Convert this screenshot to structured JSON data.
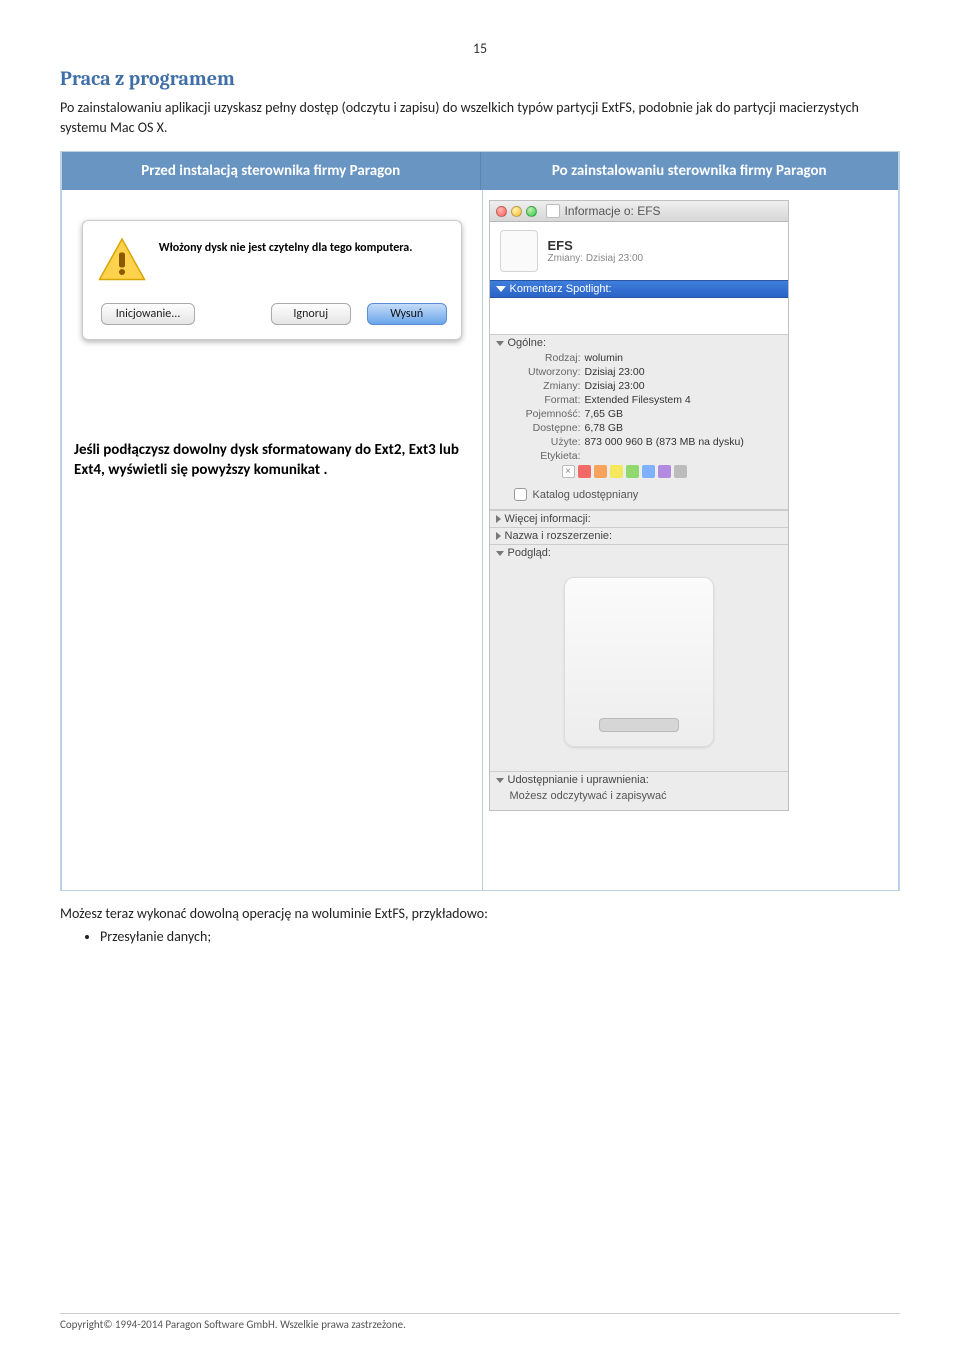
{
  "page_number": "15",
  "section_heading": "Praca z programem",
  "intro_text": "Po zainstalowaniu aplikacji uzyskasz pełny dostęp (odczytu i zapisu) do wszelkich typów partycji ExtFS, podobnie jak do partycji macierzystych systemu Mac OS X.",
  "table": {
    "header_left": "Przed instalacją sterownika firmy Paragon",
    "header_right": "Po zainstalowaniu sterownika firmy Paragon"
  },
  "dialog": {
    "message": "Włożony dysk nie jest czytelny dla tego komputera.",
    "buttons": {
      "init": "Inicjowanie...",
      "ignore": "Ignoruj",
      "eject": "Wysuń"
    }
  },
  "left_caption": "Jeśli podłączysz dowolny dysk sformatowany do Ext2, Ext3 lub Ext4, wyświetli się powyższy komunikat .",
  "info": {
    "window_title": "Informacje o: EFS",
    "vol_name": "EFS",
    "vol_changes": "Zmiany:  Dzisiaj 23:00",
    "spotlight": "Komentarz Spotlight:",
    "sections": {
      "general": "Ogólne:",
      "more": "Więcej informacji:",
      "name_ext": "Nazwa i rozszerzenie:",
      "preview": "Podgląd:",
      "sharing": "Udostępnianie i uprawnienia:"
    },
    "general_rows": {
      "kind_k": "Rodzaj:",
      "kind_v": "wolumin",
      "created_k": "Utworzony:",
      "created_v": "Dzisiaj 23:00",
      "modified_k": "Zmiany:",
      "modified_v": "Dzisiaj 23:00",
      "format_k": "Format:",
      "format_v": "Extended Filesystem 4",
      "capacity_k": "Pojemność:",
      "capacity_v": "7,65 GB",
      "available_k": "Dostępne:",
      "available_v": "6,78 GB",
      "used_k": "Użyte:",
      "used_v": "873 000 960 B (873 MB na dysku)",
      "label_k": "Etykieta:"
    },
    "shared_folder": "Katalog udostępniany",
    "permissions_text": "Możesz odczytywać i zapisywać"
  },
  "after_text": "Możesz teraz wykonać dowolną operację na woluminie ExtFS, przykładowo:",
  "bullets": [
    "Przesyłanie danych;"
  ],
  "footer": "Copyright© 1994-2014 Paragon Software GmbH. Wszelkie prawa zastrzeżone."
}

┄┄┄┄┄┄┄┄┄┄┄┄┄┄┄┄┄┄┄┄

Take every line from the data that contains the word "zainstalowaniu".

  "intro_text": "Po zainstalowaniu aplikacji uzyskasz pełny dostęp (odczytu i zapisu) do wszelkich typów partycji ExtFS, podobnie jak do partycji macierzystych systemu Mac OS X.",
    "header_right": "Po zainstalowaniu sterownika firmy Paragon"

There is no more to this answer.